Page and application data records
════════════════
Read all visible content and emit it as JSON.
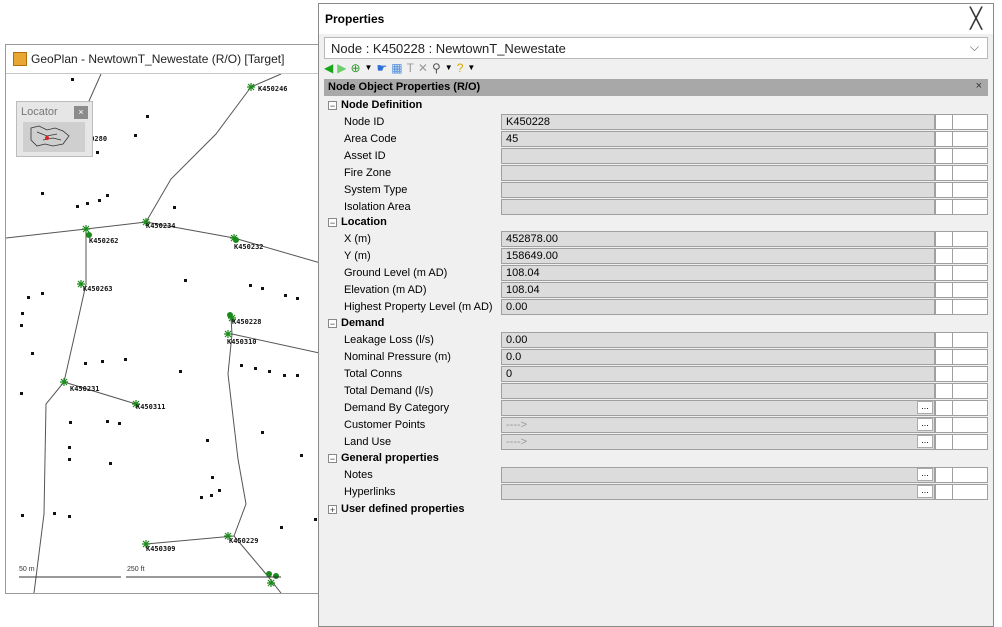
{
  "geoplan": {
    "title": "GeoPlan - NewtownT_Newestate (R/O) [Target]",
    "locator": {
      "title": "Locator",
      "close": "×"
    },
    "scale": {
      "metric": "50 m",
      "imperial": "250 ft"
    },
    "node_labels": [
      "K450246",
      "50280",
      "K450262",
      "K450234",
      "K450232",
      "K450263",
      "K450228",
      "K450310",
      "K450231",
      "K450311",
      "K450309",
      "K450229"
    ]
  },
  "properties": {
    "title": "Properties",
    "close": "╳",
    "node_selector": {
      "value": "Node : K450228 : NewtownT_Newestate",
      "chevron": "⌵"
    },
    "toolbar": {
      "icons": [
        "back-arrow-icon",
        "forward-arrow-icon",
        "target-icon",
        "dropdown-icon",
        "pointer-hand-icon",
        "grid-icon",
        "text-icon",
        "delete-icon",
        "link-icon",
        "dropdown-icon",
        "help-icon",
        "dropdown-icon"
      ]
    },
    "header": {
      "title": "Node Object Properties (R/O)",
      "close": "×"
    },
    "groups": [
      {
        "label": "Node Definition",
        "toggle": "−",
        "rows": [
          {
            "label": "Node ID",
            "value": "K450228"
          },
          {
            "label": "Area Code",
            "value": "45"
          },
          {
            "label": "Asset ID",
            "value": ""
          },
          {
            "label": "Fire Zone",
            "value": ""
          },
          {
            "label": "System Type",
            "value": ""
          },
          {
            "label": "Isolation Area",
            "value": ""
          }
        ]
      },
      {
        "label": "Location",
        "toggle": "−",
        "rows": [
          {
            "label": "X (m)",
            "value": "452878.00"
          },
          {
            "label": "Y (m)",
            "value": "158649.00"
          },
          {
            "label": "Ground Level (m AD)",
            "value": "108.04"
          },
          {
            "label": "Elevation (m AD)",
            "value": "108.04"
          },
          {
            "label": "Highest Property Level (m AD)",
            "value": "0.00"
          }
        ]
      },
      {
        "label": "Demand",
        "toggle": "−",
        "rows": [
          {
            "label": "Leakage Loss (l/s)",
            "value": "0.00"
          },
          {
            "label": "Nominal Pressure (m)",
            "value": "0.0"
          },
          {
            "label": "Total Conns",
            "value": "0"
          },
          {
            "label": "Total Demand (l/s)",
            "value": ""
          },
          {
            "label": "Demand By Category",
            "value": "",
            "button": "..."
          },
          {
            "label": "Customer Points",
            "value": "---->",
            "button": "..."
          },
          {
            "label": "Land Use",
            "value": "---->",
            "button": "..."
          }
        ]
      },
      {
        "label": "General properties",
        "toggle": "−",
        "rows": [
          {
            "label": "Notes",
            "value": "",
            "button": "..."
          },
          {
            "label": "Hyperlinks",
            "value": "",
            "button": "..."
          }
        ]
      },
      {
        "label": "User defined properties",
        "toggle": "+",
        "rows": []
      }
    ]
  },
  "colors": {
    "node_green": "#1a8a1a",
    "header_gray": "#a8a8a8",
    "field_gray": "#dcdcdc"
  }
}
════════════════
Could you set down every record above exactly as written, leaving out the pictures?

**Output for this exercise:**
Read all visible content and emit it as JSON.
{
  "geoplan": {
    "title": "GeoPlan - NewtownT_Newestate (R/O) [Target]",
    "locator": {
      "title": "Locator",
      "close": "×"
    },
    "scale": {
      "metric": "50 m",
      "imperial": "250 ft"
    },
    "node_labels": [
      "K450246",
      "50280",
      "K450262",
      "K450234",
      "K450232",
      "K450263",
      "K450228",
      "K450310",
      "K450231",
      "K450311",
      "K450309",
      "K450229"
    ]
  },
  "properties": {
    "title": "Properties",
    "close": "╳",
    "node_selector": {
      "value": "Node : K450228 : NewtownT_Newestate",
      "chevron": "⌵"
    },
    "toolbar": {
      "icons": [
        "back-arrow-icon",
        "forward-arrow-icon",
        "target-icon",
        "dropdown-icon",
        "pointer-hand-icon",
        "grid-icon",
        "text-icon",
        "delete-icon",
        "link-icon",
        "dropdown-icon",
        "help-icon",
        "dropdown-icon"
      ]
    },
    "header": {
      "title": "Node Object Properties (R/O)",
      "close": "×"
    },
    "groups": [
      {
        "label": "Node Definition",
        "toggle": "−",
        "rows": [
          {
            "label": "Node ID",
            "value": "K450228"
          },
          {
            "label": "Area Code",
            "value": "45"
          },
          {
            "label": "Asset ID",
            "value": ""
          },
          {
            "label": "Fire Zone",
            "value": ""
          },
          {
            "label": "System Type",
            "value": ""
          },
          {
            "label": "Isolation Area",
            "value": ""
          }
        ]
      },
      {
        "label": "Location",
        "toggle": "−",
        "rows": [
          {
            "label": "X (m)",
            "value": "452878.00"
          },
          {
            "label": "Y (m)",
            "value": "158649.00"
          },
          {
            "label": "Ground Level (m AD)",
            "value": "108.04"
          },
          {
            "label": "Elevation (m AD)",
            "value": "108.04"
          },
          {
            "label": "Highest Property Level (m AD)",
            "value": "0.00"
          }
        ]
      },
      {
        "label": "Demand",
        "toggle": "−",
        "rows": [
          {
            "label": "Leakage Loss (l/s)",
            "value": "0.00"
          },
          {
            "label": "Nominal Pressure (m)",
            "value": "0.0"
          },
          {
            "label": "Total Conns",
            "value": "0"
          },
          {
            "label": "Total Demand (l/s)",
            "value": ""
          },
          {
            "label": "Demand By Category",
            "value": "",
            "button": "..."
          },
          {
            "label": "Customer Points",
            "value": "---->",
            "button": "..."
          },
          {
            "label": "Land Use",
            "value": "---->",
            "button": "..."
          }
        ]
      },
      {
        "label": "General properties",
        "toggle": "−",
        "rows": [
          {
            "label": "Notes",
            "value": "",
            "button": "..."
          },
          {
            "label": "Hyperlinks",
            "value": "",
            "button": "..."
          }
        ]
      },
      {
        "label": "User defined properties",
        "toggle": "+",
        "rows": []
      }
    ]
  },
  "colors": {
    "node_green": "#1a8a1a",
    "header_gray": "#a8a8a8",
    "field_gray": "#dcdcdc"
  }
}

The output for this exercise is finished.